“The Gisborne District Council’s Code of Conduct prohibits councillors from publicly criticising the Council, fellow councillors and/or council officials. Hence the Deputy-Mayor’s please explain summons.”
“Councillors all over New Zealanders are expected to sign similar Codes of Conduct upon election.”
“In doing so, however, they need to be careful not to sign away their ability to act as effective democratic representatives.”
“It is absurd to expect a councillor to remain silent in the face of what he or she believes to be unfair, outrageous or corrupt conduct on the part of the local authorities they serve. Councillors are there to act on behalf of the voters who elected them and they must not be required to reject the means of fulfilling that responsibility before taking their seat at the Council table.”
“The Gisborne incident is a timely example of the central role freedom of speech plays in the democratic process and illustrates the importance of resisting any and all attempts to stifle free political expression.”
“Prohibiting elected representatives from sharing their concerns with their constituents through the news media is a democratic outrage.
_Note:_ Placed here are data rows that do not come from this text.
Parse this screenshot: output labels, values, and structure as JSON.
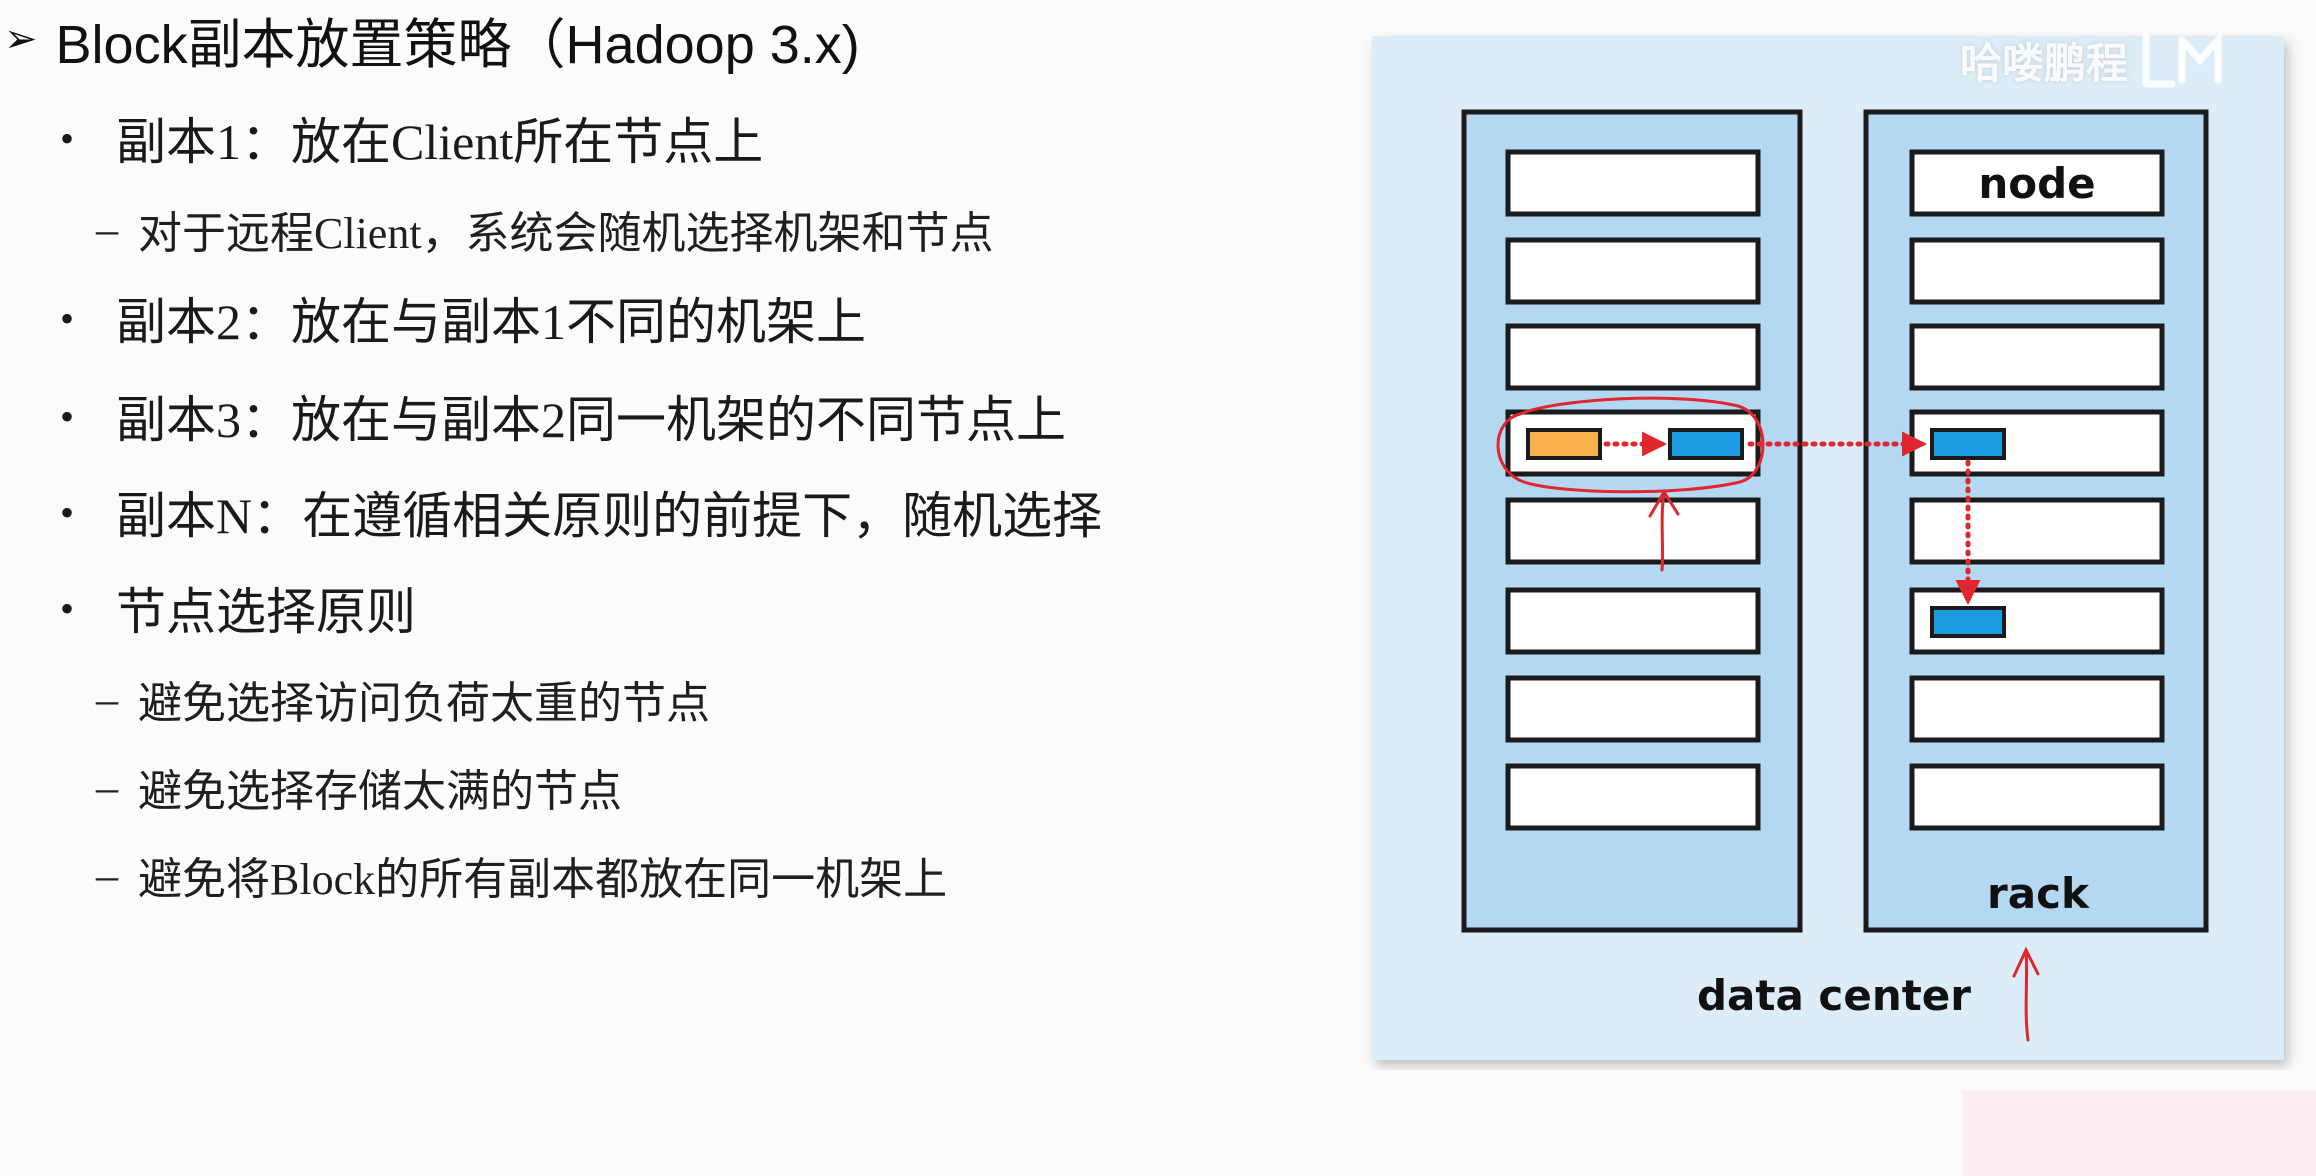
{
  "title": "Block副本放置策略（Hadoop 3.x)",
  "bullets": {
    "b1": "副本1：放在Client所在节点上",
    "b1_sub1": "对于远程Client，系统会随机选择机架和节点",
    "b2": "副本2：放在与副本1不同的机架上",
    "b3": "副本3：放在与副本2同一机架的不同节点上",
    "b4": "副本N：在遵循相关原则的前提下，随机选择",
    "b5": "节点选择原则",
    "b5_sub1": "避免选择访问负荷太重的节点",
    "b5_sub2": "避免选择存储太满的节点",
    "b5_sub3": "避免将Block的所有副本都放在同一机架上"
  },
  "diagram": {
    "node_label": "node",
    "rack_label": "rack",
    "datacenter_label": "data center",
    "colors": {
      "background": "#dcedf8",
      "rack_fill": "#b4d8f1",
      "node_fill": "#ffffff",
      "block_orange": "#f9b24e",
      "block_blue": "#1b9be0",
      "arrow_red": "#e0262e"
    }
  },
  "watermark": "哈喽鹏程"
}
The Free Speech Coalition strongly urges central government to take a much greater interest in the content of local authority codes of conduct to ensure they do not breach the freedom of expression provisions of the Bill of Rights Act and the Human Rights Act.”
The Free Speech Coalition is planning to take legal action against Massey University's Vice Chancellor, Jan Thomas, on her decision to cancel an event hosted by Massey's Manawatu Politics Society featuring Dr Don Brash.
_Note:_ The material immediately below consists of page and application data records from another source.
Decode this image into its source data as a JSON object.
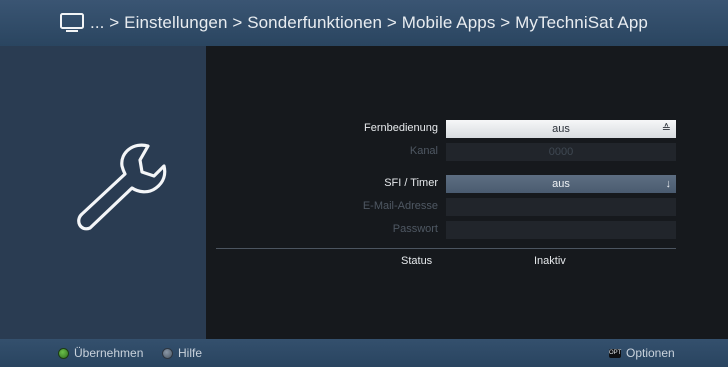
{
  "header": {
    "breadcrumb": "... > Einstellungen > Sonderfunktionen > Mobile Apps > MyTechniSat App",
    "icon": "tv-icon"
  },
  "sidepanel": {
    "icon": "wrench-icon"
  },
  "settings": {
    "fernbedienung": {
      "label": "Fernbedienung",
      "value": "aus",
      "control": "≙"
    },
    "kanal": {
      "label": "Kanal",
      "value": "0000"
    },
    "sfi_timer": {
      "label": "SFI / Timer",
      "value": "aus",
      "control": "↓"
    },
    "email": {
      "label": "E-Mail-Adresse",
      "value": ""
    },
    "passwort": {
      "label": "Passwort",
      "value": ""
    }
  },
  "status": {
    "label": "Status",
    "value": "Inaktiv"
  },
  "footer": {
    "uebernehmen": "Übernehmen",
    "hilfe": "Hilfe",
    "opt_badge": "OPT",
    "optionen": "Optionen"
  },
  "colors": {
    "header": "#3a5573",
    "sidepanel": "#2a3c52",
    "background": "#16191d",
    "selected_field": "#f6f7f8",
    "standard_field": "#5d6e82"
  }
}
The Vice Chancellor claimed that the reason for cancelling the event was due to "security concerns" on social media as a response to Dr Brash's political views.
You can read the full story here.
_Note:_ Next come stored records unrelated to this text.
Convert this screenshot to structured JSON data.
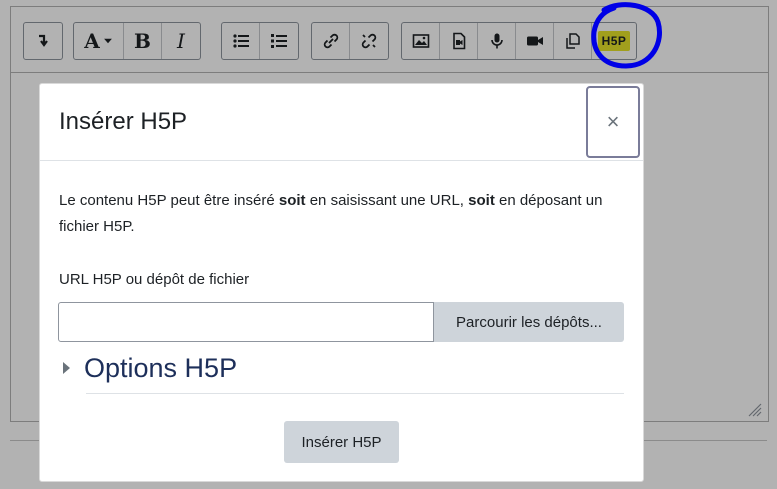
{
  "toolbar": {
    "buttons": [
      {
        "name": "collapse-toolbar",
        "icon": "arrow-down-corner-icon"
      },
      {
        "name": "font-color",
        "icon": "font-color-icon",
        "label": "A"
      },
      {
        "name": "bold",
        "icon": "bold-icon",
        "label": "B"
      },
      {
        "name": "italic",
        "icon": "italic-icon",
        "label": "I"
      },
      {
        "name": "unordered-list",
        "icon": "bullet-list-icon"
      },
      {
        "name": "ordered-list",
        "icon": "numbered-list-icon"
      },
      {
        "name": "link",
        "icon": "link-icon"
      },
      {
        "name": "unlink",
        "icon": "unlink-icon"
      },
      {
        "name": "image",
        "icon": "image-icon"
      },
      {
        "name": "media",
        "icon": "media-file-icon"
      },
      {
        "name": "record-audio",
        "icon": "microphone-icon"
      },
      {
        "name": "record-video",
        "icon": "video-camera-icon"
      },
      {
        "name": "manage-files",
        "icon": "copy-files-icon"
      },
      {
        "name": "h5p",
        "icon": "h5p-icon",
        "label": "H5P"
      }
    ],
    "h5p_badge": "H5P",
    "h5p_badge_color": "#e7e42a",
    "annotation_color": "#0000e6"
  },
  "modal": {
    "title": "Insérer H5P",
    "close_symbol": "×",
    "intro_part1": "Le contenu H5P peut être inséré ",
    "intro_bold1": "soit",
    "intro_part2": " en saisissant une URL, ",
    "intro_bold2": "soit",
    "intro_part3": " en déposant un fichier H5P.",
    "field_label": "URL H5P ou dépôt de fichier",
    "url_value": "",
    "browse_label": "Parcourir les dépôts...",
    "options_title": "Options H5P",
    "insert_label": "Insérer H5P"
  }
}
Thanks to the kind support of members of the public who agree that standing up for freedom of speech is important, we have been able to afford a full page call to aciton published in today's Herald on Sunday.
The public letter has the endorsement from a dozen respected New Zealanders from across the political spectrum.
You can read the full letter here.
Thank you to our members and financial supporters who have made this possible – and to in particular to those members of the coalition who agreed to have their name listed.
Free Speech Coalition raising funds for legal action against Massey University Vice-Chancellor
9 AUGUST 2018
FOR IMMEDIATE RELEASE
The Free Speech Coalition has resolved that, contingent on raising sufficient funds, it will be issuing legal proceedings against the Vice-Chancellor of Massey University.
Free Speech Coalition member Melissa Derby says, “Massey University’s action in barring Don Brash raises very similar legal and ethical issues as Auckland Council’s ban on Lauren Southern and Stefan Molyneux from Council-owned venues. In both bases, an authority has used threats of disruptive protest as an excuse to shut down contentious speech. This is the thug’s veto in action.”
“Vice-Chancellor Jan Thomas’ ‘security concerns’ appear to be a ruse to obscure her real motivation – her personal distaste for Don Brash’s opposition to Maori wards on councils, a view she describes as ‘dangerously close to hate speech’, in addition to his support of the speech rights of the recent Canadian visitors.”
“This is a disgraceful breach of the University’s own charter and mission to "promote free and rational inquiry", and sets a dangerously low bar for ‘hate speech’.”
“At the same time, we continue to engage Auckland Council in the High Court for their capitulation to the thugs. We face significant legal costs, but are advised that the marginal cost of bringing Massey into our case will be lower than for someone launching independent action.”
Dr David Cumin, another member of the Free Speech Coalition, says, “With Massey University refusing to back down on barring Don Brash from speaking on campus, it is clear that free speech issues are not going away. Many supporters of the cause have contacted us to urge the Free Speech Coalition to become permanent. We have now resolved to incorporate as a permanent group.”
“New Zealanders are welcome to join and donate to the coalition at https://freespeech.nationbuilder.com/join.